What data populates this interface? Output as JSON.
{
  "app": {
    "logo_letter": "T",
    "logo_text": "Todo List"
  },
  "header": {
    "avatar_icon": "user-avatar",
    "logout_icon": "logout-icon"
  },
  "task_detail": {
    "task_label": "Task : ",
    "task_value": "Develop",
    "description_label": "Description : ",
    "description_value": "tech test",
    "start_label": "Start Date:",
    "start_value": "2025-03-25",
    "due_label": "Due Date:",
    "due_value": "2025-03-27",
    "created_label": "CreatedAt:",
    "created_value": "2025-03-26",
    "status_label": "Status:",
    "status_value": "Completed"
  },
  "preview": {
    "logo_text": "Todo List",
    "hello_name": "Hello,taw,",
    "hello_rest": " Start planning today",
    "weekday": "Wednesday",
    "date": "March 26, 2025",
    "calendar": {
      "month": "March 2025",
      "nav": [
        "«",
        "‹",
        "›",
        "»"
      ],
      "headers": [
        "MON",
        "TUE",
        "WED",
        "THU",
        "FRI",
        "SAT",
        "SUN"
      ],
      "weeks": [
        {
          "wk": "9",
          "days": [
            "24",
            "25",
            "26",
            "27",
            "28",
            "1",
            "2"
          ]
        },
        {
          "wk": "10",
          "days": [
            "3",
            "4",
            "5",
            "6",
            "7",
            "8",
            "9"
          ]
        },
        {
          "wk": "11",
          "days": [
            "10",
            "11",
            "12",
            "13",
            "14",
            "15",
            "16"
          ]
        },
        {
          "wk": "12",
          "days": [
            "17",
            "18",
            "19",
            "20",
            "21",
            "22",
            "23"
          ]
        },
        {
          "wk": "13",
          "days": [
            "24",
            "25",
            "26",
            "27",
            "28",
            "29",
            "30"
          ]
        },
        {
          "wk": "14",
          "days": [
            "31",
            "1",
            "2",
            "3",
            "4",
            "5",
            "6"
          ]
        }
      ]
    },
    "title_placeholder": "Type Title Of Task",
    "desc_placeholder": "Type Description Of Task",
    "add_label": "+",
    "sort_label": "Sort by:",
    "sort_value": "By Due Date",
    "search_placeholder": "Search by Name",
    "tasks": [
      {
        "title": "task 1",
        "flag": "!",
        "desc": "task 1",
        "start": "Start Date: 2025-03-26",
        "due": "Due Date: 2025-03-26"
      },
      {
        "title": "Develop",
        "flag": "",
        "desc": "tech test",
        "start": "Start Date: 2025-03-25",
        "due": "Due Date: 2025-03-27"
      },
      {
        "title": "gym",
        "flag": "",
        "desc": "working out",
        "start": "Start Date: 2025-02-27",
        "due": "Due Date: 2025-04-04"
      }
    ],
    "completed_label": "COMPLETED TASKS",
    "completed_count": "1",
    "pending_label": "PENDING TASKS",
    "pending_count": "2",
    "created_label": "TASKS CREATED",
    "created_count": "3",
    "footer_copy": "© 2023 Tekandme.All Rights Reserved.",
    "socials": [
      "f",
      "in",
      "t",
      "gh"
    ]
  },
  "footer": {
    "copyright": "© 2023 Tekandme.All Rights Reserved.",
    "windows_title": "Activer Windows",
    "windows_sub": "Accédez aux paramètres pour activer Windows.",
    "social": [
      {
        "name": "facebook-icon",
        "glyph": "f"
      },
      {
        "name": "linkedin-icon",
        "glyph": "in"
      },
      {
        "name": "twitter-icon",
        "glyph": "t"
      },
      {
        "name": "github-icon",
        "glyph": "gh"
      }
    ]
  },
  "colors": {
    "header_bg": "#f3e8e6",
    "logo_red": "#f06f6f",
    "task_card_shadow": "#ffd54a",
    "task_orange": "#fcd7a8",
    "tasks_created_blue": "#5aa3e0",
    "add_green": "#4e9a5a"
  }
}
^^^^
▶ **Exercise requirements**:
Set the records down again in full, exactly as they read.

▶ **Written solution**:
What data populates this interface? Output as JSON.
{
  "app": {
    "logo_letter": "T",
    "logo_text": "Todo List"
  },
  "header": {
    "avatar_icon": "user-avatar",
    "logout_icon": "logout-icon"
  },
  "task_detail": {
    "task_label": "Task : ",
    "task_value": "Develop",
    "description_label": "Description : ",
    "description_value": "tech test",
    "start_label": "Start Date:",
    "start_value": "2025-03-25",
    "due_label": "Due Date:",
    "due_value": "2025-03-27",
    "created_label": "CreatedAt:",
    "created_value": "2025-03-26",
    "status_label": "Status:",
    "status_value": "Completed"
  },
  "preview": {
    "logo_text": "Todo List",
    "hello_name": "Hello,taw,",
    "hello_rest": " Start planning today",
    "weekday": "Wednesday",
    "date": "March 26, 2025",
    "calendar": {
      "month": "March 2025",
      "nav": [
        "«",
        "‹",
        "›",
        "»"
      ],
      "headers": [
        "MON",
        "TUE",
        "WED",
        "THU",
        "FRI",
        "SAT",
        "SUN"
      ],
      "weeks": [
        {
          "wk": "9",
          "days": [
            "24",
            "25",
            "26",
            "27",
            "28",
            "1",
            "2"
          ]
        },
        {
          "wk": "10",
          "days": [
            "3",
            "4",
            "5",
            "6",
            "7",
            "8",
            "9"
          ]
        },
        {
          "wk": "11",
          "days": [
            "10",
            "11",
            "12",
            "13",
            "14",
            "15",
            "16"
          ]
        },
        {
          "wk": "12",
          "days": [
            "17",
            "18",
            "19",
            "20",
            "21",
            "22",
            "23"
          ]
        },
        {
          "wk": "13",
          "days": [
            "24",
            "25",
            "26",
            "27",
            "28",
            "29",
            "30"
          ]
        },
        {
          "wk": "14",
          "days": [
            "31",
            "1",
            "2",
            "3",
            "4",
            "5",
            "6"
          ]
        }
      ]
    },
    "title_placeholder": "Type Title Of Task",
    "desc_placeholder": "Type Description Of Task",
    "add_label": "+",
    "sort_label": "Sort by:",
    "sort_value": "By Due Date",
    "search_placeholder": "Search by Name",
    "tasks": [
      {
        "title": "task 1",
        "flag": "!",
        "desc": "task 1",
        "start": "Start Date: 2025-03-26",
        "due": "Due Date: 2025-03-26"
      },
      {
        "title": "Develop",
        "flag": "",
        "desc": "tech test",
        "start": "Start Date: 2025-03-25",
        "due": "Due Date: 2025-03-27"
      },
      {
        "title": "gym",
        "flag": "",
        "desc": "working out",
        "start": "Start Date: 2025-02-27",
        "due": "Due Date: 2025-04-04"
      }
    ],
    "completed_label": "COMPLETED TASKS",
    "completed_count": "1",
    "pending_label": "PENDING TASKS",
    "pending_count": "2",
    "created_label": "TASKS CREATED",
    "created_count": "3",
    "footer_copy": "© 2023 Tekandme.All Rights Reserved.",
    "socials": [
      "f",
      "in",
      "t",
      "gh"
    ]
  },
  "footer": {
    "copyright": "© 2023 Tekandme.All Rights Reserved.",
    "windows_title": "Activer Windows",
    "windows_sub": "Accédez aux paramètres pour activer Windows.",
    "social": [
      {
        "name": "facebook-icon",
        "glyph": "f"
      },
      {
        "name": "linkedin-icon",
        "glyph": "in"
      },
      {
        "name": "twitter-icon",
        "glyph": "t"
      },
      {
        "name": "github-icon",
        "glyph": "gh"
      }
    ]
  },
  "colors": {
    "header_bg": "#f3e8e6",
    "logo_red": "#f06f6f",
    "task_card_shadow": "#ffd54a",
    "task_orange": "#fcd7a8",
    "tasks_created_blue": "#5aa3e0",
    "add_green": "#4e9a5a"
  }
}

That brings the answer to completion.